*Problem requirements*
Over all lines in the data below, count those holding "true" and give only the result.

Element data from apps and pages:
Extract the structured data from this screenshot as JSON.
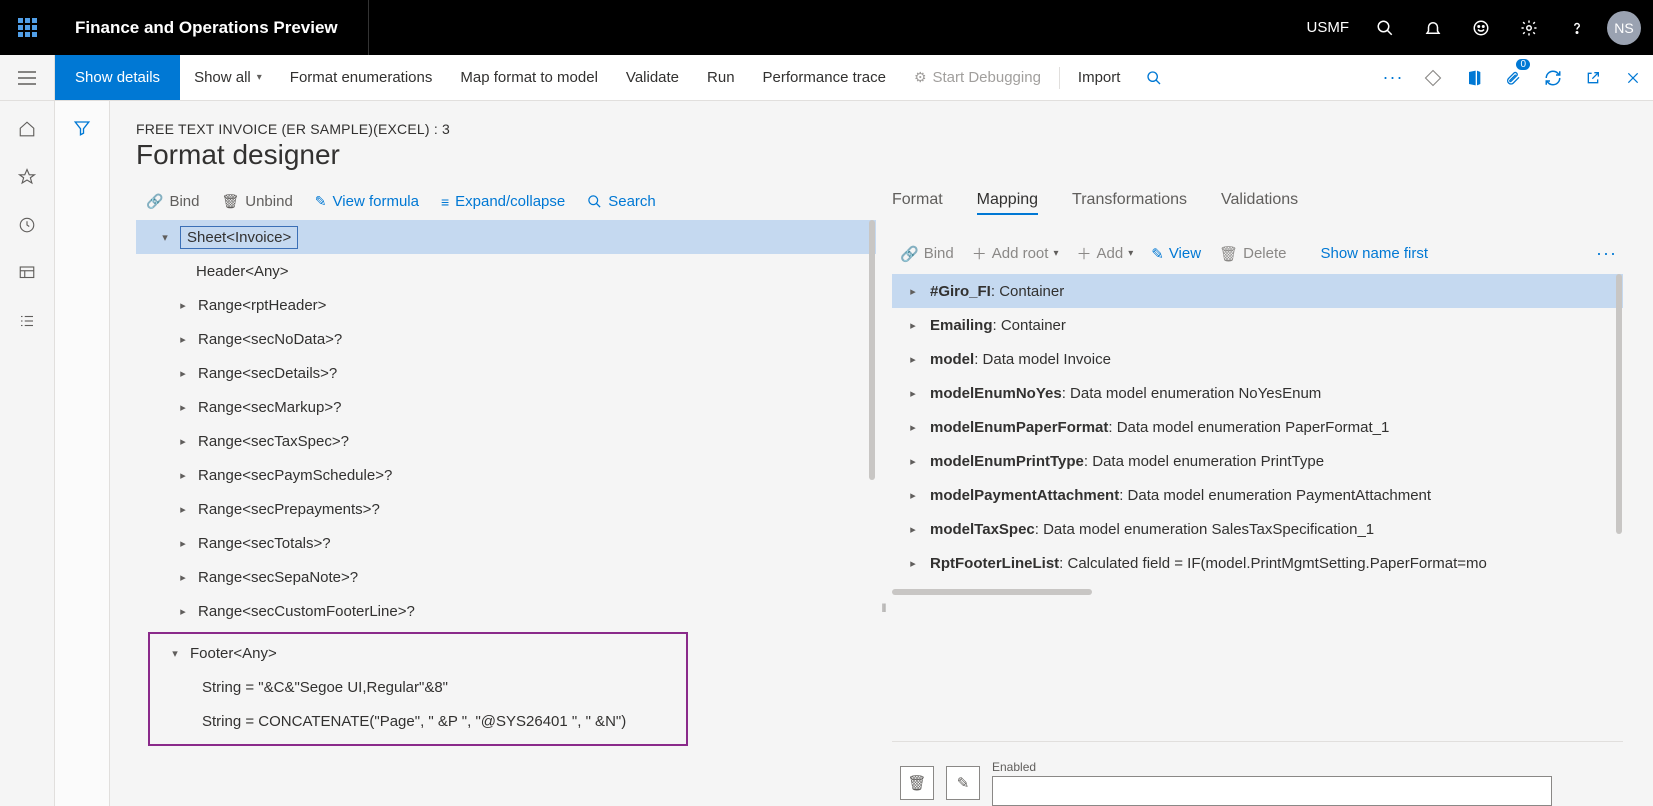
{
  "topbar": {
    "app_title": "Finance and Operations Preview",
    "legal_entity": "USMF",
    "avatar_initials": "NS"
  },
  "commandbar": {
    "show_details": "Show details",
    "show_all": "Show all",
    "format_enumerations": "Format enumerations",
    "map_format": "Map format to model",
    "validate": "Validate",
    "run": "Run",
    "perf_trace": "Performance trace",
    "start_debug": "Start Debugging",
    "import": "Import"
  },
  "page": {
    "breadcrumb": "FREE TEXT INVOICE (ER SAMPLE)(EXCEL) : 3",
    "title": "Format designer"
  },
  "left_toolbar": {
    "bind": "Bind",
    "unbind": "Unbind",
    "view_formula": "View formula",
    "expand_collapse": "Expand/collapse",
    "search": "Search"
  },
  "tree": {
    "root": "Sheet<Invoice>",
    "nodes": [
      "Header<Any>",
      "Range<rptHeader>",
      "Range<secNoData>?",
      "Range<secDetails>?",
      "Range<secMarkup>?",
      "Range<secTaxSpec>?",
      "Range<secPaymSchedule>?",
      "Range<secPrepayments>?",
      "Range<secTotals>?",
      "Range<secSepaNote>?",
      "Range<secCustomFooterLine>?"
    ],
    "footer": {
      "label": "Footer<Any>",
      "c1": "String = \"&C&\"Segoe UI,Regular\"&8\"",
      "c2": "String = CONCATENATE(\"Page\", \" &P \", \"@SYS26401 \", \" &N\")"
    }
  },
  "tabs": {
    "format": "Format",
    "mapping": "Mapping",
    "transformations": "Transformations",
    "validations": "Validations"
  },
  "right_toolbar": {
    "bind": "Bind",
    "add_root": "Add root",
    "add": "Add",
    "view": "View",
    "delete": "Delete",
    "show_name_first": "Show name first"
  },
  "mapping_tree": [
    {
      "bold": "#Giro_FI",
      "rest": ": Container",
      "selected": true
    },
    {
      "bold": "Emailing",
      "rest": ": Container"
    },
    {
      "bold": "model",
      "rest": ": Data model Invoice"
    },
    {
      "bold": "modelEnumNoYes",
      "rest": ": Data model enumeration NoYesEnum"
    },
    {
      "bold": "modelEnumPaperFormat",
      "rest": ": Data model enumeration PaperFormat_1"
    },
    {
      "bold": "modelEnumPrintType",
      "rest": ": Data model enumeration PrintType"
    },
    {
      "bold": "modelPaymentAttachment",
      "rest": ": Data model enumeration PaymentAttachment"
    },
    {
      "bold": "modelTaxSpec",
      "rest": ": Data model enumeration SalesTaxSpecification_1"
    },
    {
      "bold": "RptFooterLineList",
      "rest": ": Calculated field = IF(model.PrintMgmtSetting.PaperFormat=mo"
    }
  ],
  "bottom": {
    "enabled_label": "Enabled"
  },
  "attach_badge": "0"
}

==

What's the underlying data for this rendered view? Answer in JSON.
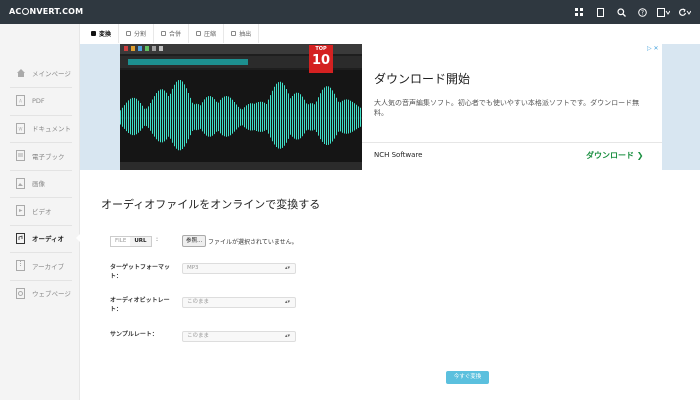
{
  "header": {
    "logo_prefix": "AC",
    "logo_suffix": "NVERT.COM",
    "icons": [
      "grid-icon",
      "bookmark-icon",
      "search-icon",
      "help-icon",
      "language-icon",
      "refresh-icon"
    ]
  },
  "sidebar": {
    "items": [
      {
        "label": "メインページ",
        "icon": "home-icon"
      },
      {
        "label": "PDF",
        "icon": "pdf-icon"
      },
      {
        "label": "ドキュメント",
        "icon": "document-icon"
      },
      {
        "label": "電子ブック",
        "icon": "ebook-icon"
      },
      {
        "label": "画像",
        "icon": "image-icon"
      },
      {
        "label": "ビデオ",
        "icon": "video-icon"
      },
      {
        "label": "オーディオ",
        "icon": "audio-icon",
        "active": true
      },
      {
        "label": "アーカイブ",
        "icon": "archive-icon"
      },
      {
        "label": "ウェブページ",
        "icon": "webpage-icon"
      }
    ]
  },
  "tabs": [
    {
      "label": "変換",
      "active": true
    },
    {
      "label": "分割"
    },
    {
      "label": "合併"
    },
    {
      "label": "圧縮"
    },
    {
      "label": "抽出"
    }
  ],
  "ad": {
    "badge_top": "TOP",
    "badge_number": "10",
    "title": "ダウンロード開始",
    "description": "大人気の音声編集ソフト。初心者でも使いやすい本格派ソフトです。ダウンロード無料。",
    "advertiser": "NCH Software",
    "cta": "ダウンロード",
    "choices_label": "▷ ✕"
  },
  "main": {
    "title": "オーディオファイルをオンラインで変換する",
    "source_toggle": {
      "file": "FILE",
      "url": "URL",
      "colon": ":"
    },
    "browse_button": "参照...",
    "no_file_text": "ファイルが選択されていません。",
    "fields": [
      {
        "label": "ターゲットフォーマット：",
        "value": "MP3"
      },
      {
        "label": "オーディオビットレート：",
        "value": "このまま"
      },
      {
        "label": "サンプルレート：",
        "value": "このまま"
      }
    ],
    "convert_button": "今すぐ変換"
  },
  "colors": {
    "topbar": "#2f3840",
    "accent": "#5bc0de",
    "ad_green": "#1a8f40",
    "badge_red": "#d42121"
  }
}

*Answer section*
3